DUI Arrest: Will I Go To Jail?

A DUI arrest can be a traumatic experience. But even after the arrest, you are left to agonize over whether you will end up doing time in the Orange County jail when your case is resolved. Whether you do end up serving jail time or not will depend on many factors. These factors include: any prior DUI convictions; any aggravating factors such as excessive speed, a very high blood-alcohol level, a child in the car, an accident, hit and run, resisting the police.

DUI Punishment In Orange County

A first-offense DUI with no prior DUI convictions is punishable by up to six months in the Orange County jail. However, if there are none of the aggravating factors listed above, the DA or the judge will likely offer you or your DUI lawyer a “no jail” deal. However, if there are one or more of the aggravating factors above, you may face mandatory jail time.

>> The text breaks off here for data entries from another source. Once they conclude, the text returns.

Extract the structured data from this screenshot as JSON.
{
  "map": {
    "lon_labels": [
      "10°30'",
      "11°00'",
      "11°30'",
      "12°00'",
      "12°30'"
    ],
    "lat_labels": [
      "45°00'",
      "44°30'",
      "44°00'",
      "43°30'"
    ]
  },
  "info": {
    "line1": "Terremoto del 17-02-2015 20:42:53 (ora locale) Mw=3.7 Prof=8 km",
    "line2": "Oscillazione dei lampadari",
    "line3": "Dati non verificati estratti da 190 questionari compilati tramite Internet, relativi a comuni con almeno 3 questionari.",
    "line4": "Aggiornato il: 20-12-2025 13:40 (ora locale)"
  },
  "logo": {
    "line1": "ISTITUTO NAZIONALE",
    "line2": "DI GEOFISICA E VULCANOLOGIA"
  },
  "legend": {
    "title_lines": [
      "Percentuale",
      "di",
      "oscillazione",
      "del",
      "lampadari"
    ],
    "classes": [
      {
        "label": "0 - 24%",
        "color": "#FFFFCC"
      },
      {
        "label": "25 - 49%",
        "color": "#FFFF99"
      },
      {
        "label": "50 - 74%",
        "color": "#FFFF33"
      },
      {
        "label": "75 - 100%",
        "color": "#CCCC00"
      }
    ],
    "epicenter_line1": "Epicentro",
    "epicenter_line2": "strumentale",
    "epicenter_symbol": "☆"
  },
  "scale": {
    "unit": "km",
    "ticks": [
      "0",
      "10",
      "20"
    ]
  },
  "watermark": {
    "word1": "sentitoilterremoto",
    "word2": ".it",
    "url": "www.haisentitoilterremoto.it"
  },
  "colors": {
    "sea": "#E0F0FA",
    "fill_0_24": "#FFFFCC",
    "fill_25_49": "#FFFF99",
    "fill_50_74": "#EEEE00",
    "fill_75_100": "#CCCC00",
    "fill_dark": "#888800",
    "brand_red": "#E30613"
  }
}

Moreover, if you have a prior DUI conviction within the past ten years, you also face mandatory jail time. A second offense DUI is punishable by up to one year in the Orange County jail. In Orange County, the typical offer for a second-offense DUI without any aggravating factors is 60-days in the Orange County jail. Some aggravating factors, such as a “speed enhancement”, require additional mandatory jail time. (60-days additional for speed enhancement)

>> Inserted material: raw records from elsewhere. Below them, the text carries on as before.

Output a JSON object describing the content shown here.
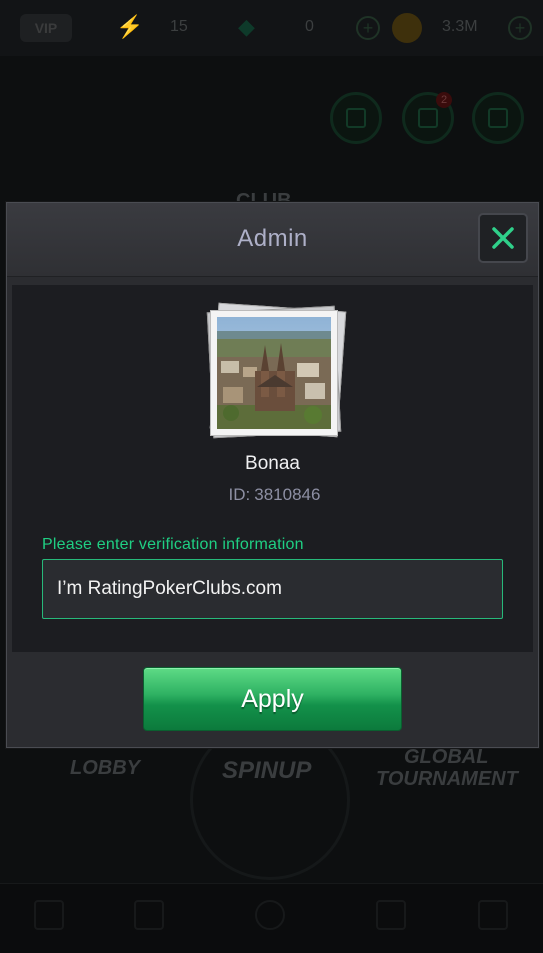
{
  "topbar": {
    "vip_label": "VIP",
    "energy": "15",
    "gems": "0",
    "coins": "3.3M"
  },
  "background": {
    "club_label": "CLUB",
    "lobby_label": "LOBBY",
    "spinup_label": "SPINUP",
    "global_label": "GLOBAL",
    "tournament_label": "TOURNAMENT",
    "notification_count": "2"
  },
  "modal": {
    "title": "Admin",
    "user_name": "Bonaa",
    "id_label": "ID:",
    "id_value": "3810846",
    "prompt": "Please enter verification information",
    "input_value": "I’m RatingPokerClubs.com",
    "apply_label": "Apply"
  },
  "colors": {
    "accent_green": "#1fcf83",
    "button_green": "#13914a",
    "title": "#aeb0c8"
  }
}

A third-offense within ten years, with no aggravating factors, typically draws eight to ten months of jail time in Orange County. A fourth-offense is almost always charged as a felony and is punishable by up to three years in the state prison.

Possible defenses

The first thing your DUI attorney will do is evaluate your case for a possible defense. Some defenses include:

  1. Rising Defense

When you consume alcohol, your blood alcohol constantly changes as the alcohol moves from your stomach to your blood, and then eliminated. So, for example, if a driver has two shots of alcohol just before leaving the bar, and is pulled over right after leaving the bar, most of the alcohol is still in that driver’s stomach, and not in the blood. So if that driver takes a breath test 30-minutes after driving, that test will only tell us what the driver’s blood-alcohol content is 30 minutes after driving. Of course, by then, the alcohol has moved from the driver’s stomach to their blood. So, if the driver blows a 0.09% 30 minutes after driving, it is likely that their blood-alcohol level was well below that at the time of driving. This is called the rising defense because the blood-alcohol level was rising during the arrest procedure.

2. No drive

The DA must prove that you were driving the car. In some cases, the police arrive long after the driving occurred and the police never witnessed any driving. If the DA doesn’t have enough evidence to prove driving, this can be fatal to the DA’s case.

3. Improper Breath Testing

The law requires a police officer to observer someone for 15 minutes before they take a breath test to ensure that the person does not burp. A burp can bring alcohol form the stomach to the mouth and produce a false high reading on the breath test. Many police officers simply ignore this 15-minute observation period. A skilled DUI lawyer will review the video in the case to see if the officer actually performed this observation period.

Alternatives To Jail

If it looks like “jail time” is unavoidable in your case, an experienced DUI attorney will be familiar with what alternatives to jail are available. This is why it is so important to find a DUI lawyer who works every day with the judge who is handling your DUI case. Depending on the case, some alternatives include

  1. Home Confinement

This is, by far, the best alternative to jail time. If your DUI lawyer can get you this, you will wear a GPS bracelet and, for the term of your “jail sentence” be confined to your home. Moreover, you can also go to work and to the mandatory DUI alcohol program while serving home confinement. This is sometimes available for a second-offense DUI and almost never available for a third-offense DUI.

2. Private Jail

Some judges will allow a defendant to serve their jail sentence in a private jail rather than the Orange County jail The difference is huge. In a private jail, you never fear for your personal safety, as you are jailed with non-violent offenders who can afford three grand a month for a private jail. Moreover, you are allowed to leave jail for 12-hours a day to go to work.

3. Caltrans/Physical Labor

In some cases, the court will allow you to serve your time by picking up trash on the side of the road. This can often be done on the weekends so as not to interfere with your work.

4. Residential Alcohol Treatment Program

Again, depending on the judge, your DUI attorney may be able to secure a deal where you serve your time in a residential alcohol treatment facility instead of a jail cell. This option also allows you to continue working.

5. DUI Court Program

This a a year-and-a-half long program where you receive treatment through the Orange County Health Department and are constantly monitored and tested by Probation. It is a program designed for those with a serious addiction and is extremely intensive. If you successfully complete it, all jail time is vacated.

Free Consultation With A DUI Attorney

At The Law Office of EJ Stopyro we offer a free, no-obligation telephonic consultation. Call us today at (949) 278-6353.